It is "Rokkasen Sugata no Irodori" chapter three.
Kisen (years of birth and death unknown, tradition unknown) was a priest and kajin in the early Heian period. He was one of the Rokkasen. Aside from the fact that he was a priest at Mt.Uji, there is no information about him, so there is nothing to be told today other than the following two poems. However, there are those who think that he was KI no Tsurayuki, after changing his name. In Kokin Wakashu Kanajo (Preface of Kokinwakashu written in kana by KI no Tsurayuki), his poems were described as follows. "The priest Kisen is unclear verbally, so the first and the last parts of his poems are not certain." "It is such as meeting clouds at dawn to see the autumn moon." "He composed few poems, so it is hard to know about him through his poems."
He was said to be the author of Kagakusho (a book on the study of waka poems) called "Wakasakushiki" (also known as "Kisenshiki"), but it is considered today to be an apocryphal book of the late Heian period.
According to "Mumyosho" (an essay on tanka poetry), the site of Kisen's residence can be found deep in Mimurodo of Uji City, and it is a must-see place for kajin. There is a small cave still left on a hillside called Kisen-do Cave.

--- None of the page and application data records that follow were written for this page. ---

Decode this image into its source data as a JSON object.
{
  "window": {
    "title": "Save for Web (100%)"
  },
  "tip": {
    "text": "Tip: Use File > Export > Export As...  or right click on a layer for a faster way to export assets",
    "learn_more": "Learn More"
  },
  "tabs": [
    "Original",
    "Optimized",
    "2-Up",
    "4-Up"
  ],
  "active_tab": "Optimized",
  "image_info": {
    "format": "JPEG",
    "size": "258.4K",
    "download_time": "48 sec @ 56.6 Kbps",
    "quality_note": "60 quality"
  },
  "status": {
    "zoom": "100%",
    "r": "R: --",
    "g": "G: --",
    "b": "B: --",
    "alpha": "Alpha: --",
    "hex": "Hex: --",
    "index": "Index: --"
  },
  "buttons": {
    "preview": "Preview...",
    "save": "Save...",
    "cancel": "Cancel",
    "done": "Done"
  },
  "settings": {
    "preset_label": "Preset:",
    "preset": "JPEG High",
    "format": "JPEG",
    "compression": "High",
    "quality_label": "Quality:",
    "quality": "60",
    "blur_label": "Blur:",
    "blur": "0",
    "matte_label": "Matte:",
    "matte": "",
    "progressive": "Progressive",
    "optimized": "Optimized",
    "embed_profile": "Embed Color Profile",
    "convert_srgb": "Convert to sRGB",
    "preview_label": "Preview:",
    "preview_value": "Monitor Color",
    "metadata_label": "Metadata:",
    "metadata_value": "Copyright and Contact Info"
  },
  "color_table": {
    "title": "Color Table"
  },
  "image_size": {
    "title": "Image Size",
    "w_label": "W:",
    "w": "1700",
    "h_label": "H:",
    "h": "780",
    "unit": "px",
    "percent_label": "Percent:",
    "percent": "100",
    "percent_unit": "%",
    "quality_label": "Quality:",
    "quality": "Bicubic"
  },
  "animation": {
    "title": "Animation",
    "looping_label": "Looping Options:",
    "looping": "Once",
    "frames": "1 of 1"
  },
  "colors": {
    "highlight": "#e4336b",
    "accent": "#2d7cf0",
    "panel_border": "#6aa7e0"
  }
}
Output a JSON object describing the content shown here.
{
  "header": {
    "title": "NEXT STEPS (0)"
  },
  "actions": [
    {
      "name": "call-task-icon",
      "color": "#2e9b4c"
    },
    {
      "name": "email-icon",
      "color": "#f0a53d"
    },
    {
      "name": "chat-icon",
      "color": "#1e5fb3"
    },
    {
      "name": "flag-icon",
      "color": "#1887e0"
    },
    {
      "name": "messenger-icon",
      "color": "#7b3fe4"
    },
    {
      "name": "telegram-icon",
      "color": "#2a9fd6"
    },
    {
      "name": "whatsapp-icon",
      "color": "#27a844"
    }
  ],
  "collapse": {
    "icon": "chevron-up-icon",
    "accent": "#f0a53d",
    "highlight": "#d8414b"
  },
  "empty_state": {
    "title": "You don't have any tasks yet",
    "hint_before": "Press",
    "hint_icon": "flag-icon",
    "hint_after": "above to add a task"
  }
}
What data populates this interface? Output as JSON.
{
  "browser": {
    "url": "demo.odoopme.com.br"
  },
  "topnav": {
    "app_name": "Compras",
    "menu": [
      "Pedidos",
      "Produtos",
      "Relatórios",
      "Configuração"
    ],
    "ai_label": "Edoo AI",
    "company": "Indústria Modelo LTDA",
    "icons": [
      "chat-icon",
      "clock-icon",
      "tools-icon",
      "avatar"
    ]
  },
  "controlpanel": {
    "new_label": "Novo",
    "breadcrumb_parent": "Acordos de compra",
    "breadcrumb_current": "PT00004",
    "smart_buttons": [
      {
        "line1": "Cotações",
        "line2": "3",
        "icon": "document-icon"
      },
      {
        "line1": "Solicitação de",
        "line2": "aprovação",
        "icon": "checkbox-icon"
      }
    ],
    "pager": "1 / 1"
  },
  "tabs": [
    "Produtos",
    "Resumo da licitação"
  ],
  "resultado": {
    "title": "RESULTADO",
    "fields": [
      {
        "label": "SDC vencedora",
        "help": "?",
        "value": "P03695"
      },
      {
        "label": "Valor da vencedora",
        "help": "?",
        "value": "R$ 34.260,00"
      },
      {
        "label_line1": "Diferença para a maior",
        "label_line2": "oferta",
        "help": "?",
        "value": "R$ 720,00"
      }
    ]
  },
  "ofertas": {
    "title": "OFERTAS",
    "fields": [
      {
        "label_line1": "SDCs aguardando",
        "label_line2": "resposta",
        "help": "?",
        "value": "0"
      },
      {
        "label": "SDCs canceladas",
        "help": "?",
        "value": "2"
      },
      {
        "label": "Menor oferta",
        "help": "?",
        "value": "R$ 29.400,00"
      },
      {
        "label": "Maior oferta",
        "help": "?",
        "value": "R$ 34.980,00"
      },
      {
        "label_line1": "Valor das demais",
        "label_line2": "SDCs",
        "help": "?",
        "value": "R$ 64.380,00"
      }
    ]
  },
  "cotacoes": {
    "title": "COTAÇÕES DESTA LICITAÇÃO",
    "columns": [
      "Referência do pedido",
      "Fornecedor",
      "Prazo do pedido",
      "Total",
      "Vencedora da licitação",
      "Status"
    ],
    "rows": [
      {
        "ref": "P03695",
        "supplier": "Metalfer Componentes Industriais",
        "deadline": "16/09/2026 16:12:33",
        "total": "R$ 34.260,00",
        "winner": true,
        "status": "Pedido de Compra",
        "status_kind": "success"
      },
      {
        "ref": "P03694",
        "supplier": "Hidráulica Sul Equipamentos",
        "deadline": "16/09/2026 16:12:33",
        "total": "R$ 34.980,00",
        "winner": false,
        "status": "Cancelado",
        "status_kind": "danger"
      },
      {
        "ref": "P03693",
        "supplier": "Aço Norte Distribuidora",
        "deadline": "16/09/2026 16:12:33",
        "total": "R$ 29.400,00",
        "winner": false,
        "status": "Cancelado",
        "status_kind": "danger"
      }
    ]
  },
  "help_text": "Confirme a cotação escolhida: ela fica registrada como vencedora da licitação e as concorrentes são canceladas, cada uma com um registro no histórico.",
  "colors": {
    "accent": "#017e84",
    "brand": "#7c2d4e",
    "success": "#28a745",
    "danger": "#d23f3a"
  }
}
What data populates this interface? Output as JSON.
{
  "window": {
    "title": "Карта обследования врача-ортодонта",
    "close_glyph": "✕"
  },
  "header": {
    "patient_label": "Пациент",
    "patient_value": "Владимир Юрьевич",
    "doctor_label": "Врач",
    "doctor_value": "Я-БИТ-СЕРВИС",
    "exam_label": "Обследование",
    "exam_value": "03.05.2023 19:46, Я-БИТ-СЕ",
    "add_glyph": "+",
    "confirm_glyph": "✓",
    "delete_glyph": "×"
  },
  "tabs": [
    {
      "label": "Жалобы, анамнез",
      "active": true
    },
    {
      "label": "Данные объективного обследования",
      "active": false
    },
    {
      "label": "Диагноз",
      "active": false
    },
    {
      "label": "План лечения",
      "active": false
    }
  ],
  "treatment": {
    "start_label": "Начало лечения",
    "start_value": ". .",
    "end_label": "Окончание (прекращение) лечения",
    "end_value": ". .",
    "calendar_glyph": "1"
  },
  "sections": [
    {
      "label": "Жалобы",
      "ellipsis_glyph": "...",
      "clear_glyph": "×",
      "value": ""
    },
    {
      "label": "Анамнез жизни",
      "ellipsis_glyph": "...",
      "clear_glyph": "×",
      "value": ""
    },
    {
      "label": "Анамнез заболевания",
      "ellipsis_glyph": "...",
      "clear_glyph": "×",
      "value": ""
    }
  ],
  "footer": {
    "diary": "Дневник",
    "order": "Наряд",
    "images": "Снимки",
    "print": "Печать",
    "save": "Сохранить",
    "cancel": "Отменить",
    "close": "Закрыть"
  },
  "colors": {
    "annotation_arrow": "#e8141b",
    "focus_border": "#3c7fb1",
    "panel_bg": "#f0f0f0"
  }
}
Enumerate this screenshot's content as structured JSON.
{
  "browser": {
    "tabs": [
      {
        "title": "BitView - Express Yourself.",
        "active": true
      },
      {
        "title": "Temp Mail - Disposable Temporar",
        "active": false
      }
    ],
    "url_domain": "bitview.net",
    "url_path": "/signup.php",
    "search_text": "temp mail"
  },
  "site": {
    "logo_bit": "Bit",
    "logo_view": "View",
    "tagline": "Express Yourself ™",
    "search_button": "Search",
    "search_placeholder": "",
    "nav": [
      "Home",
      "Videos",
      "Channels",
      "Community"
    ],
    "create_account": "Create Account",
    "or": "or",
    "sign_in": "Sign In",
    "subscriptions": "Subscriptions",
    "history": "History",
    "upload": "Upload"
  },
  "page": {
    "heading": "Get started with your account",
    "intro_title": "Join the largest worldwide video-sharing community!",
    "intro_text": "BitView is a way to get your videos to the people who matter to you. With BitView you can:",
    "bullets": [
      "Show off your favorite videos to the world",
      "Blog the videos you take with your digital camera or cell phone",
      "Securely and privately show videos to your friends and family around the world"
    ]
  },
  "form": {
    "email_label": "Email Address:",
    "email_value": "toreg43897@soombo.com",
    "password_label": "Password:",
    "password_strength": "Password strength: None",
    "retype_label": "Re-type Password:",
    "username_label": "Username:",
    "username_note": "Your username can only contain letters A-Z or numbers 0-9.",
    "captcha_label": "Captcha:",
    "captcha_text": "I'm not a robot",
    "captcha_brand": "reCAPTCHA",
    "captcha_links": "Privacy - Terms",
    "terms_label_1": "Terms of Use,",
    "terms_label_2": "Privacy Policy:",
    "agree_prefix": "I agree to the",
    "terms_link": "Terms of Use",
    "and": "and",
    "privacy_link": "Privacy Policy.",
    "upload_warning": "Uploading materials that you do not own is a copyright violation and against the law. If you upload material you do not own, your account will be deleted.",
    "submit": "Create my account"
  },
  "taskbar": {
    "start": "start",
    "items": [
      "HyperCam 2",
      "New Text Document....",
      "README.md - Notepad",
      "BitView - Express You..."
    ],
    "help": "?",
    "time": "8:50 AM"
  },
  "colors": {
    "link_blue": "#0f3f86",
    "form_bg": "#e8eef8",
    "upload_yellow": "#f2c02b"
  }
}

The only two poems handed down to present are as follows.
(Ogura Hyakunin Isshu - the Ogura Anthology of One Hundred Tanka-poems by One Hundred Poets - Number 8)
My hermitage is at the southeast of the capital, I live like this in the mountain away from the capital, and I turned myself in the mountain since I felt 'U' (hardship) at the everyday world, and that is way people call the mountain 'U'jiyama (Kokin Wakashu 983 or Hyakunin Isshu - one hundred waka poems by one hundred poets).
I wonder if what I see from the trees is the light of a firefly flying about the valley or isaribi (a fire lit on a boat to lure fish) of a fisherman going out to the sea to catch fish (Gyokuyo shu 400, or Hikohimesiki/Kagakusho).